**Exercise instructions**
Keeping pictures out of the copy, restate each record word for word.

Extracted data entries:
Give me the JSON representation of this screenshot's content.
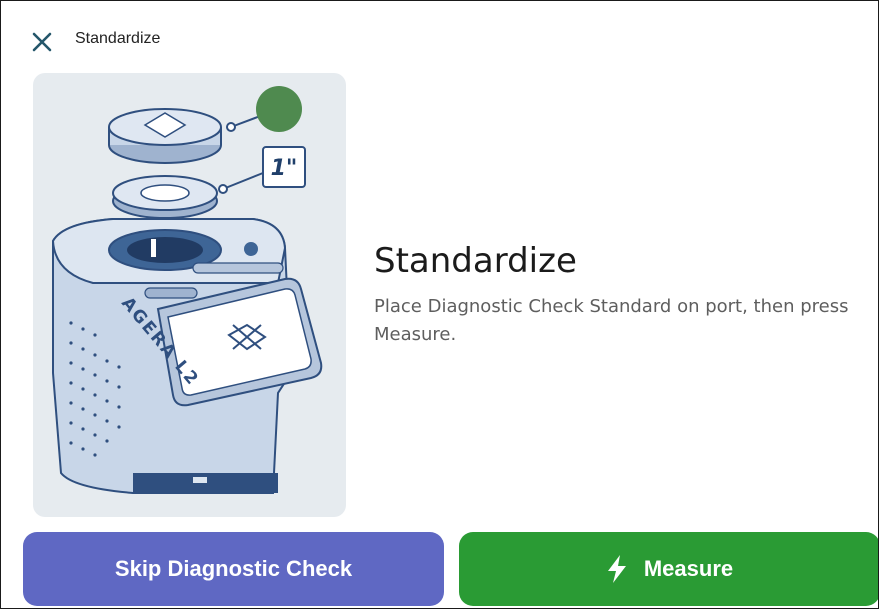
{
  "header": {
    "close_icon": "close-icon",
    "title": "Standardize"
  },
  "illustration": {
    "size_label": "1\"",
    "brand_text": "AGERA L2",
    "colors": {
      "panel_bg": "#e6ebef",
      "device_fill": "#c8d6e8",
      "device_stroke": "#2f4f7f",
      "indicator": "#4f8a4f"
    }
  },
  "main": {
    "title": "Standardize",
    "description": "Place Diagnostic Check Standard on port, then press Measure."
  },
  "actions": {
    "skip_label": "Skip Diagnostic Check",
    "measure_label": "Measure",
    "measure_icon": "lightning-bolt-icon",
    "colors": {
      "skip": "#5f68c3",
      "measure": "#2a9b34"
    }
  }
}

**Task result**
Give me the JSON representation of this screenshot's content.
{
  "header": {
    "close_icon": "close-icon",
    "title": "Standardize"
  },
  "illustration": {
    "size_label": "1\"",
    "brand_text": "AGERA L2",
    "colors": {
      "panel_bg": "#e6ebef",
      "device_fill": "#c8d6e8",
      "device_stroke": "#2f4f7f",
      "indicator": "#4f8a4f"
    }
  },
  "main": {
    "title": "Standardize",
    "description": "Place Diagnostic Check Standard on port, then press Measure."
  },
  "actions": {
    "skip_label": "Skip Diagnostic Check",
    "measure_label": "Measure",
    "measure_icon": "lightning-bolt-icon",
    "colors": {
      "skip": "#5f68c3",
      "measure": "#2a9b34"
    }
  }
}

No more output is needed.